New Tool to Help with Implementing FASB Leases Standard
The Center for Audit Quality (“CAQ”) has designed a tool to support audit committees in their implementation of Accounting Standard Codification Topic 842, Leases, by the Financial Accounting Standards Board (“FASB”). Preparing for the Leases Accounting Standard: A Tool for Audit Committees includes a synopsis of Topic 842 and the standard’s requirements. The new tool also lists which questions audit committee members should consider for a successful application. Topic 842, Leases, will be effective in January 2019. A recent poll, however, found that only 21 percent of professionals say their organizations are either “extremely” or “very” prepared to implement the new leases standard.
Cathie Stanton Hears Supreme Court Case on Sales & Use Tax
Today, April 17, the Supreme Court of the U.S. heard oral arguments for a landmark sales and use tax case, South Dakota v. Wayfair, Inc. et al. What did each side say, and how persuaded did the justices seem? What was the discussion surrounding the burden on businesses of collecting sales tax across multiple jurisdictions? Get the initial impressions of Cathie Stanton, National Leader of State and Local Tax Services at Cherry Bekaert, who was in the courtroom for the arguments and shared this video from outside the Supreme Court building in Washington, D.C.

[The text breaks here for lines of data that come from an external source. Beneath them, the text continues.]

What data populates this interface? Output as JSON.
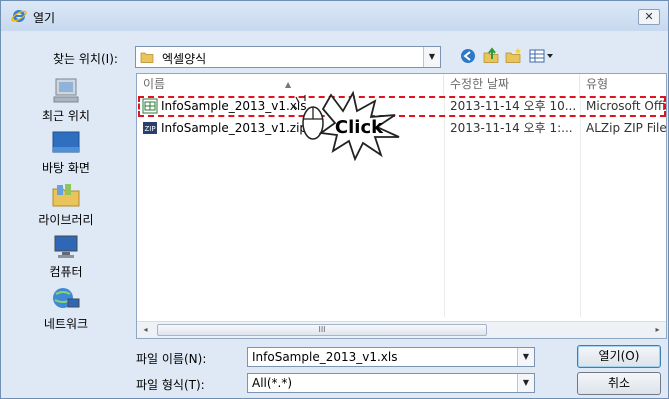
{
  "window": {
    "title": "열기",
    "close_label": "✕"
  },
  "lookin": {
    "label": "찾는 위치(I):",
    "value": "엑셀양식"
  },
  "toolbar": {
    "icons": [
      "back-icon",
      "up-folder-icon",
      "new-folder-icon",
      "view-menu-icon"
    ]
  },
  "places": [
    {
      "label": "최근 위치",
      "icon": "recent-places-icon"
    },
    {
      "label": "바탕 화면",
      "icon": "desktop-icon"
    },
    {
      "label": "라이브러리",
      "icon": "libraries-icon"
    },
    {
      "label": "컴퓨터",
      "icon": "computer-icon"
    },
    {
      "label": "네트워크",
      "icon": "network-icon"
    }
  ],
  "columns": {
    "name": "이름",
    "date": "수정한 날짜",
    "type": "유형"
  },
  "files": [
    {
      "name": "InfoSample_2013_v1.xls",
      "date": "2013-11-14 오후 10...",
      "type": "Microsoft Offic",
      "icon": "excel-file-icon"
    },
    {
      "name": "InfoSample_2013_v1.zip",
      "date": "2013-11-14 오후 1:...",
      "type": "ALZip ZIP File",
      "icon": "zip-file-icon"
    }
  ],
  "annotation": {
    "click_text": "Click"
  },
  "scrollbar": {
    "left_arrow": "◂",
    "right_arrow": "▸",
    "grip": "III"
  },
  "filename": {
    "label": "파일 이름(N):",
    "value": "InfoSample_2013_v1.xls"
  },
  "filetype": {
    "label": "파일 형식(T):",
    "value": "All(*.*)"
  },
  "buttons": {
    "open": "열기(O)",
    "cancel": "취소"
  },
  "colors": {
    "accent": "#e0141e",
    "window_bg": "#dfe9f5"
  }
}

AICPA Names Bob Dohrer Chief Auditor
In a March 27 press release, the American Institute of Certified Public Accountants (“AICPA”) announced the appointment of Robert “Bob” Dohrer, CPA, as the organization’s chief auditor. Dohrer will replace Charles Landes, CPA, who is also the AICPA’s vice president of professional standards – public accounting. Landes will retire in early 2019, but he will help with the transition when Dohrer joins the AICPA in October. Dohrer currently serves as global leader, quality and risk, for a multi-national network of accounting firms based in London. In his role as AICPA chief auditor, he will serve as the organization’s expert on. Read More.
GAO Asks Regulators to Increase Fintech Protections

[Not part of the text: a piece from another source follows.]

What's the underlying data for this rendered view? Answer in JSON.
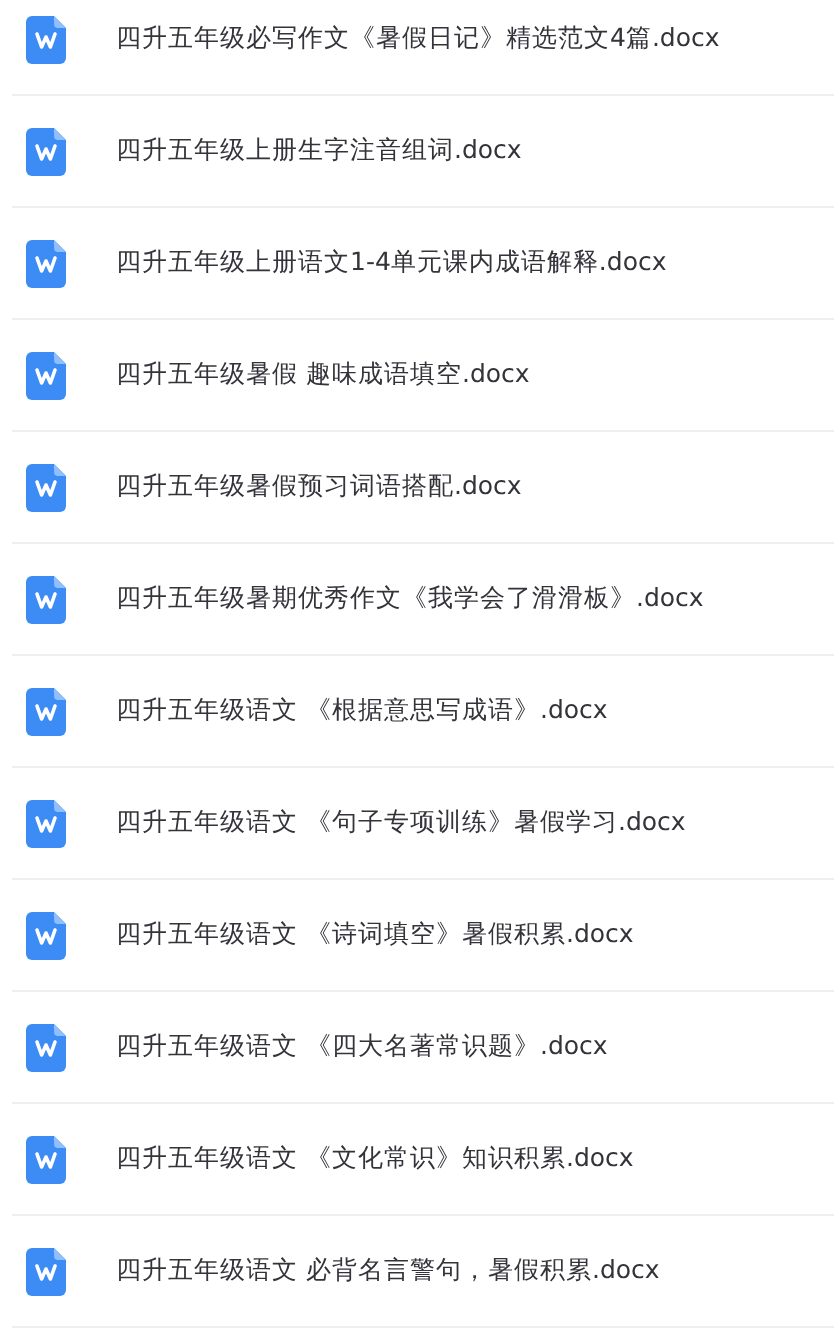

The Government Accountability Office (“GAO”) wants securities regulators to step up their efforts in safeguarding investors and consumers from financial technology (“fintech”) products. In its March 22 report, the GAO said fintech products present the same risks as traditional products, but current laws and regulations may not sufficiently address such risks. How much fintech firms must comply with applicable federal laws differs. Regulators like the Securities and Exchange Commission (“SEC”) can supervise fintech investment advisors just as they do traditional advisors, but the GAO said that digital assets could create unique risks to investors. The SEC, however, believes digital assets. Read More.
FASB Issues GAAP Taxonomy Improvements and Implementation Guidance
The Financial Accounting Standards Board (“FASB”) has issued GAAP Taxonomy improvements and implementation guidance concerning the following Accounting Standards Updates (“ASU”): ASU No. 2018-03, Technical Corrections and Improvements to Financial Instruments—Overall (Subtopic 825-10): Recognition and Measurement of Financial Assets and Financial Liabilities ASU No. 2018-04, Investments—Debt Securities (Topic 320) and Regulated Operations (Topic 980): Amendments to SEC Paragraphs Pursuant to SEC Staff Accounting Bulletin No. 117 and SEC Release No. 33-9273 (SEC Update) ASU No. 2018-05, Income Taxes (Topic 740): Amendments to SEC Paragraphs Pursuant to SEC Staff Accounting Bulletin No. 118 (SEC Update) More on these Taxonomy Improvements is available on. Read More.
Topics: Accounting Standards Update "ASU", FASB, Financial Accounting Standards Board "FASB", Financial Instruments—Overall (Subtopic 825-10), GAAP Taxonomy, Income Taxes (Topic 740), Investments—Debt Securities (Topic 320) and Regulated Operations (Topic 980), SEC Staff Accounting Bulletin
Financial Executives Slowly Warming to Risk Management Planning
Despite the American Institute of Certified Public Accountants’ (“AICPA”) latest survey revealing organizations have inadequate risk management practices, the numbers compared to the inaugural survey have improved. The AICPA discovered that 31 percent of companies have created processes for enterprise risk management. That number is 22 percentage points higher than in 2009; only nine percent of organizations surveyed that year reported having risk management processes. The survey is part of the AICPA and North Carolina State University’s Enterprise Risk Management Initiative. Mark Beasley, the director of NC State’s ERM Initiative, said this year’s survey shows that more senior executives and. Read More.